By Henrik Dahl
This article was originally published in Psychedelic Press Volume XV (2016).
Featured image: Protesters and military police at the 1967 anti-Vietnam War protest outside the Pentagon (photographer unknown).
1. “Graham Hancock and the Sacred Vine,” London Real’s YouTube channel (2012), https://youtu.be/iUvPv_5-SCA
2. Solbrig, Otto T. et al., “Richard Evans Schultes: Memorial Minute,” Harvard University Gazette (2003), http://news.harvard.edu/gazette/2003/09.18/39-mm.html
3. Roberts, Andy, Albion Dreaming: A Popular History of LSD in Britain (Singapore, Marshall Cavendish Editions, 2012) p. 141.
4. The attempt to militarize LSD was eventually discarded due to the drugs unpredictability.
5. “Full text of ‘Playboy Interview: Timothy Leary,’” https://archive.org/stream/playboylearyinte00playrich/playboylearyinte00playrich_djvu.txt
6. Gaskin, Stephen, Monday Night Class (Summertown, TN, Book Publishing Company, 2005) p. 10.
7. Ibid., p. 149.
8. Ibid., p. 158.
9. Quoted from Facebook with permission.
10. Rein, Lisa, “Acid Bodhisattva: The History of the Timothy Leary Archives During his Prison and Exile Years, 1970-1976 (Part One),” Timothy Leary Archives (2015), http://www.timothylearyarchives.org/acid-bodhisattva/
11. Wenner, Jann S., “Lennon Remembers, Part One,” Rolling Stone, http://www.rollingstone.com/music/news/lennon-remembers-part-one-19710121
12. Maerz, Jennifer, “A Long, Strange Trip,” SF Weekly (2009), http://www.sfweekly.com/2009-02-18/music/a-long-strange-trip/
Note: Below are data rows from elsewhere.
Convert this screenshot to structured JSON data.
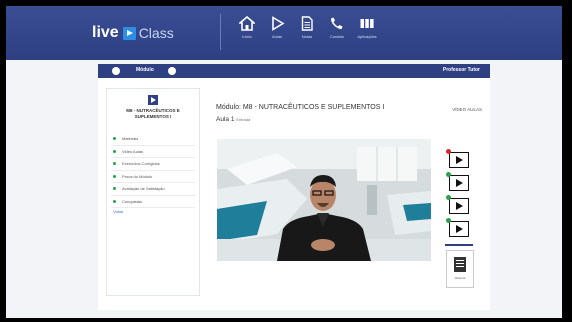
{
  "header": {
    "logo_live": "live",
    "logo_class": "Class",
    "nav": [
      {
        "icon": "home-icon",
        "label": "Início"
      },
      {
        "icon": "play-icon",
        "label": "Aulas"
      },
      {
        "icon": "document-icon",
        "label": "Notas"
      },
      {
        "icon": "phone-icon",
        "label": "Contato"
      },
      {
        "icon": "grid-icon",
        "label": "Aplicações"
      }
    ]
  },
  "subnav": {
    "label": "Módulo",
    "right": "Professor Tutor"
  },
  "sidebar": {
    "title": "M8 - NUTRACÊUTICOS E SUPLEMENTOS I",
    "items": [
      "Materiais",
      "Video Aulas",
      "Exercícios Corrigidos",
      "Prova do Módulo",
      "Avaliação de Satisfação",
      "Conquistas"
    ],
    "back": "Voltar"
  },
  "main": {
    "module_title": "Módulo: M8 - NUTRACÊUTICOS E SUPLEMENTOS I",
    "lesson": "Aula 1",
    "lesson_small": "Entrada",
    "video_link": "VÍDEO AULAS",
    "doc_label": "Material"
  },
  "colors": {
    "primary": "#2e3f82",
    "accent": "#2d8ee6",
    "done": "#2aa14a",
    "current": "#d9262b"
  },
  "rail": {
    "videos": [
      {
        "state": "current"
      },
      {
        "state": "done"
      },
      {
        "state": "done"
      },
      {
        "state": "done"
      }
    ]
  }
}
13. “Erowid Character Vaults: Arthur J. Kleps,” Erowid, https://www.erowid.org/culture/characters/kleps_arthur/kleps_arthur.shtml
14. Stuart, R., “Entheogenic Sects and Psychedelic Religions”, Maps, Volume XII Number 1 (2002), http://www.maps.org/news-letters/v12n1/12117stu.html
15. “Original Kleptonian Neo-American Church: Membership” http://okneoac.org/membership/
16. Private communication with Michael Moynihan.
17. Twitter (2013), https://twitter.com/joerogan/status/320006249456492545
18. Beyer, Steve, “Joe Rogan on DMT,” Singing to the Plants (2008), http://www.singingtotheplants.com/2008/01/joe-rogan-on-dmt/
19. “Terence McKenna: Feminism,” YouTube (2015), https://youtu.be/fidW8R6I5Eg
20. “Robert Anton Wilson on democracy, conservatives, liberals and the difference between libertarians and anarchists,” Reddit (2011), https://www.reddit.com/r/Libertarian/comments/j259h/robert_anton_wilson_on_democracy_conservatives/
21. Lee, Martin A., Shlain, Bruce, Acid Dreams: The Complete Social History of LSD: The CIA, the Sixties, and Beyond (New York, Grove Press, 1992) p. 257.
22. Ibid., pp. 231-232.
23. Alfred, Charlotte, “20 Years Ago, A Shadowy Cult Poisoned The Tokyo Subway,” The Huffington Post (2015), http://www.huffingtonpost.com/2015/03/20/tokyo-subway-sarin-attack_n_6896754.html
24. “Global Proliferation of Weapons of Mass Destruction: A Case Study on the Aum Shinrikyo: IV. The Operation of the Aum,” FAS (1995), http://fas.org/irp/congress/1995_rpt/aum/part04.htm
25. Danzig, Richard et al., “Aum Shinrikyo: Insights Into How Terrorists Develop Biological and Chemical Weapons” (2012), http://www.cnas.org/files/documents/publications/CNAS_AumShinrikyo_SecondEdition_English.pdf